Sask. chiefs hope federal bureaucracy doesn't delay budget's health, education promises

The Federation of Indigenous Sovereign Nations wants to make sure the promises in this year's federal budget are implemented quickly.

Federal budget allocates an extra $3.4 billion for Indigenous communities

FSIN Chief Bobby Cameron wants to make sure federal dollars headed to First Nations arrive in communities as soon as possible. (Don Somers/CBC News)

Saskatchewan's Federation of Indigenous Sovereign Nations wants to make sure the promises in this year's federal budget are implemented quickly.

On Wednesday, the federal budget allocated an additional $3.4 billion over five years for Indigenous communities.
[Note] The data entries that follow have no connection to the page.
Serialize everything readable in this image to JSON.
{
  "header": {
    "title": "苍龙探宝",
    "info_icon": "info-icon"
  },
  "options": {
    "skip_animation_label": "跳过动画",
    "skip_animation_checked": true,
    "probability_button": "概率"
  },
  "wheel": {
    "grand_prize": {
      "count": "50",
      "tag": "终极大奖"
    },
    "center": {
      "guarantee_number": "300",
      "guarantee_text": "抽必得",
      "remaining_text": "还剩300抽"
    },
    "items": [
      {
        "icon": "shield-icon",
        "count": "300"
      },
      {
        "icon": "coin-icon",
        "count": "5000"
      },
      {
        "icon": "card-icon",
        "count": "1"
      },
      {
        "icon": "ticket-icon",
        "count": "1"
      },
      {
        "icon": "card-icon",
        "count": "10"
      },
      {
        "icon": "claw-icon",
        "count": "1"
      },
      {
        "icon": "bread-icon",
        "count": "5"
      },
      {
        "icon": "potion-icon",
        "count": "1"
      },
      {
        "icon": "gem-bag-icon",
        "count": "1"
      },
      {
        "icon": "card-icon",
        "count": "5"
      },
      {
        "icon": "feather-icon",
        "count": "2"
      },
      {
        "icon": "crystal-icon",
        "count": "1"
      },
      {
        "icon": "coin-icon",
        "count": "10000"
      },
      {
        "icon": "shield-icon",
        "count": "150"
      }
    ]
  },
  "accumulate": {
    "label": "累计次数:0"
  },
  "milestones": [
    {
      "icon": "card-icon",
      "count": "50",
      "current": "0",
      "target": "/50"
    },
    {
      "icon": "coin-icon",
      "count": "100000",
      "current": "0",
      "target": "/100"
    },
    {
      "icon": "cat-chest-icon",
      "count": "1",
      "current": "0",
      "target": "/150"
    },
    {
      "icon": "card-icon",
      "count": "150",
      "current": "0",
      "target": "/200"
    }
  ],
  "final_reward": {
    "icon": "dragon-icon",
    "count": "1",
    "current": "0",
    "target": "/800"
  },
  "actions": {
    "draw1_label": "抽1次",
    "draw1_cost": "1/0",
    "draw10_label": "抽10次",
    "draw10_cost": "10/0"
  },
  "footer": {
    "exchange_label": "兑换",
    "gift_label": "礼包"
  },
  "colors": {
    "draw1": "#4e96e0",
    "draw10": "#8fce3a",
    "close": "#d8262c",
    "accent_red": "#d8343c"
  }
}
That's in addition to the $8.4 billion pledged in 2016.

While FSIN Chief Bobby Cameron welcomes the new money, he hopes the money flows to Saskatchewan First Nations faster than in previous years.

"Some of our communities are still waiting for some of [last year's] dollars to get to their home nations," he said. "It's a matter of implementing, and how soon are these funding dollars going to get to our communities."

He laid some of the blame for the delay at the feet of bureaucrats in Indigenous Affairs.

"We're running into bureaucrats that bog things down, who are not listening to their ministers," he said. "The mandate letters that Prime Minister Trudeau handed to all of his MPs gave clear direction. The most important relationship with this government is the First Nations people of Canada."

The new money will be used for a broad cross-section of concerns, from water treatment to health and post-secondary education. He said there is a great need for money on reserves across the country.

"In Saskatchewan, we need 10,000 new homes," he said. "In last year's budget, it was 600 homes across Canada. That's not enough."

Buses and pastures

As well, Chief Cameron weighed in on the Saskatchewan provincial budget, also announced on Wednesday.

Cameron was most concerned about the province's plan to shut down the Saskatchewan Transportation Company bus service by the end of May.

"People do depend on it," he said. "It's their only means of transportation."

He worried that many elderly First Nations patients will now have a more difficult time getting to hospital, especially from reserves located hours away.

"Seniors who rely on bus services may not get to their medical appointments," he said. "What if one of them dies, because there was no transportation available?"

Cameron was also concerned about the end of the Saskatchewan Pastures Program, which allows farmers access to 780,000 acres of Crown land. At least some of the land will be put up for sale.

Earlier this month, the FSIN threatened legal action against the province for not adequately consulting local First Nations about the sale of Crown land and not giving those communities first right of refusal in any sale.

"Long before any settlers came to this province, long before any building was ever erected, the First Nations people lived and survived off these lands," he said.

"This very land we're sitting on, First Nations people hunted and fished and trapped and gathered. That was reality."